### PROBLEM STATEMENT
Filter the records below down to lines containing "title".

#### SUPPLIED INFORMATION ####

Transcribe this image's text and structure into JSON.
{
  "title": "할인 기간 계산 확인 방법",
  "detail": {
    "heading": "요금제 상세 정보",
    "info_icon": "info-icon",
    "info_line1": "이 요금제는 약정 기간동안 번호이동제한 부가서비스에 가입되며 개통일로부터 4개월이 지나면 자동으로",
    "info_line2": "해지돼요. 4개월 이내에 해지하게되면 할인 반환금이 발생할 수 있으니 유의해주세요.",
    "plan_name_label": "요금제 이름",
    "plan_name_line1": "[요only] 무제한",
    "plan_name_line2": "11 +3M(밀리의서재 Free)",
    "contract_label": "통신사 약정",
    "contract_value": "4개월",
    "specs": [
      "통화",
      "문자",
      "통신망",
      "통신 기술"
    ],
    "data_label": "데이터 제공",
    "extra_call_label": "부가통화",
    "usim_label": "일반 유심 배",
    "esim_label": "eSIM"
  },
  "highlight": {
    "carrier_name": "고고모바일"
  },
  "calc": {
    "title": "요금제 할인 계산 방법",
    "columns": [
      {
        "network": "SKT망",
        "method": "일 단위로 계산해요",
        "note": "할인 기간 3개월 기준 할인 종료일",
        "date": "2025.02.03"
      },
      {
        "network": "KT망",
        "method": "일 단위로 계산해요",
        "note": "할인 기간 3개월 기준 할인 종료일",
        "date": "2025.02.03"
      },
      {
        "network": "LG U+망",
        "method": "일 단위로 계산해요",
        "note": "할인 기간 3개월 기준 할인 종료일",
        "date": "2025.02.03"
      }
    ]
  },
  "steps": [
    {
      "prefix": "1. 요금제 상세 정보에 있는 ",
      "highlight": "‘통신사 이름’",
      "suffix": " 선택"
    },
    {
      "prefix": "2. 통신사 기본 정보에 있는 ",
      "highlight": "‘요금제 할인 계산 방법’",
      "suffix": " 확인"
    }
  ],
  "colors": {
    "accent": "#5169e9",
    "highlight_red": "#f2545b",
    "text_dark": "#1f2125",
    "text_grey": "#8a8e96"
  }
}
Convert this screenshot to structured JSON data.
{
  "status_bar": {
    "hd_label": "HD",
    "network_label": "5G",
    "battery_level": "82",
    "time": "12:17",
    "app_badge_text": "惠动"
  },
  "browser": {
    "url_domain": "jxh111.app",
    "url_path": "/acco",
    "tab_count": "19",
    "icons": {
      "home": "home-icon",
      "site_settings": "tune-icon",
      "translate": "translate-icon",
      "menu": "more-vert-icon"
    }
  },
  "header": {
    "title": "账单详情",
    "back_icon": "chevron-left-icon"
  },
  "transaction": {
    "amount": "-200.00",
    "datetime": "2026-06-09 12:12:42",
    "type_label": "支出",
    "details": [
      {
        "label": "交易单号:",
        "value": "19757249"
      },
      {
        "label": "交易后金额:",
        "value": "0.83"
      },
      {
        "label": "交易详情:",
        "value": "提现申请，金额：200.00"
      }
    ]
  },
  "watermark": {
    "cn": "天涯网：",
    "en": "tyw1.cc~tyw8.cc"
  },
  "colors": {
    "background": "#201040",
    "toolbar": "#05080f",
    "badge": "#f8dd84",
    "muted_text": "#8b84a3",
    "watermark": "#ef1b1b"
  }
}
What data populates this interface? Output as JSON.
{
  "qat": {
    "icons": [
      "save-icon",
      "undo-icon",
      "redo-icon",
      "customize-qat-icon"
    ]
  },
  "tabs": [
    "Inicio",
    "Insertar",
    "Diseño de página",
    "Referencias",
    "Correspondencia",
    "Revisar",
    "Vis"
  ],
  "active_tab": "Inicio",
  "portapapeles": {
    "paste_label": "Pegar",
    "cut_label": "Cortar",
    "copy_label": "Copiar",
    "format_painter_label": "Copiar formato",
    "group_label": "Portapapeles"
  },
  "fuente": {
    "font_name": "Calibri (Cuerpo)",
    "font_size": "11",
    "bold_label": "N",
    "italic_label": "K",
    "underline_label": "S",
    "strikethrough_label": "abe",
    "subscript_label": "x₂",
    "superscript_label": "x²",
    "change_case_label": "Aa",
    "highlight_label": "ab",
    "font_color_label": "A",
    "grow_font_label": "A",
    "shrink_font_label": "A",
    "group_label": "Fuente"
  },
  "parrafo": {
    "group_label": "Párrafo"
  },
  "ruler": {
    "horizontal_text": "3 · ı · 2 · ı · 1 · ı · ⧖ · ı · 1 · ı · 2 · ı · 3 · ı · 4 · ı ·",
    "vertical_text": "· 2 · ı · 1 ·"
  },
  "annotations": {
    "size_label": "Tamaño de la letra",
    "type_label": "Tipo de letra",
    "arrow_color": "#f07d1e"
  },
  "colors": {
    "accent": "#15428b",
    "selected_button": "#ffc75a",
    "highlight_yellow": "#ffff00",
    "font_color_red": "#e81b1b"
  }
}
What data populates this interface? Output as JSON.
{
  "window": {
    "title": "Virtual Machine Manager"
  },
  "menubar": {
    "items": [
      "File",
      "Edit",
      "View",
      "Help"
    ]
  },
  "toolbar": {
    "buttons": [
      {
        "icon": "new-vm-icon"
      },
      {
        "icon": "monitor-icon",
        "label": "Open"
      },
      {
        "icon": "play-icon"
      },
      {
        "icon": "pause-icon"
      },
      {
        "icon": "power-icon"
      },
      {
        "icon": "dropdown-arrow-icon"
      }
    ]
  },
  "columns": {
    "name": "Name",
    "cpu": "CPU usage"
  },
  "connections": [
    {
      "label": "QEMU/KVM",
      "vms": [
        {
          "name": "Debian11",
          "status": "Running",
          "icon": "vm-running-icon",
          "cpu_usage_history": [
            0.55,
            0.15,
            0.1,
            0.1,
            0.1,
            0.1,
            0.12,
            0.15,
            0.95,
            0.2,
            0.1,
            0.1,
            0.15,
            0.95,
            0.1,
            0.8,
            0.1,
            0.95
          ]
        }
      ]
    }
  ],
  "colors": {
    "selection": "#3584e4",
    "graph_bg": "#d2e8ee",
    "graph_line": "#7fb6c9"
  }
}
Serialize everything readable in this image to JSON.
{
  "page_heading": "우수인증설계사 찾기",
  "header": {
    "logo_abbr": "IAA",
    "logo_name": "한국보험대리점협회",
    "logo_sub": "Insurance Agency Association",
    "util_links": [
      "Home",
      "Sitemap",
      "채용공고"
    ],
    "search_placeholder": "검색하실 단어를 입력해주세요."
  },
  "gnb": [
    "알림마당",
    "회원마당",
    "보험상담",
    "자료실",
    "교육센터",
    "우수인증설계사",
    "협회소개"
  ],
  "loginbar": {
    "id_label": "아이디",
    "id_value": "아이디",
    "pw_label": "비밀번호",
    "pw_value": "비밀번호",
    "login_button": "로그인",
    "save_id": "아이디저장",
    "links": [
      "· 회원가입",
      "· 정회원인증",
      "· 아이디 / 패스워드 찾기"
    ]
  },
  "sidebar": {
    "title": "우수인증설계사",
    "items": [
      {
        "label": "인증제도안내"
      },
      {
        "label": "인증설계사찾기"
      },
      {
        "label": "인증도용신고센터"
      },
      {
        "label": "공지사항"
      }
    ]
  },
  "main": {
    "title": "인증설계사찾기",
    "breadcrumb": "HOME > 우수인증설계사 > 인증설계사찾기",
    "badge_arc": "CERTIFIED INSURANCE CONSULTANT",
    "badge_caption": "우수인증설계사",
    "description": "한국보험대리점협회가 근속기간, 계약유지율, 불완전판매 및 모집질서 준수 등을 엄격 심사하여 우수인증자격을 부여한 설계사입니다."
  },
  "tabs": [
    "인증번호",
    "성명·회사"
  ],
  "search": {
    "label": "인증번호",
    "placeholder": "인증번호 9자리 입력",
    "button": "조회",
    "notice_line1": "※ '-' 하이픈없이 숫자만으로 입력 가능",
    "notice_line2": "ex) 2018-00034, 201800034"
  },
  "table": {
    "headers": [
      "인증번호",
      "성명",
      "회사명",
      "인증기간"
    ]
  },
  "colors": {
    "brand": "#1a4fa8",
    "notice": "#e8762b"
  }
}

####

### SOLUTION BELOW
  "title": "할인 기간 계산 확인 방법",
    "title": "요금제 할인 계산 방법",
    "title": "账单详情",
    "title": "Virtual Machine Manager"
    "title": "우수인증설계사",
    "title": "인증설계사찾기",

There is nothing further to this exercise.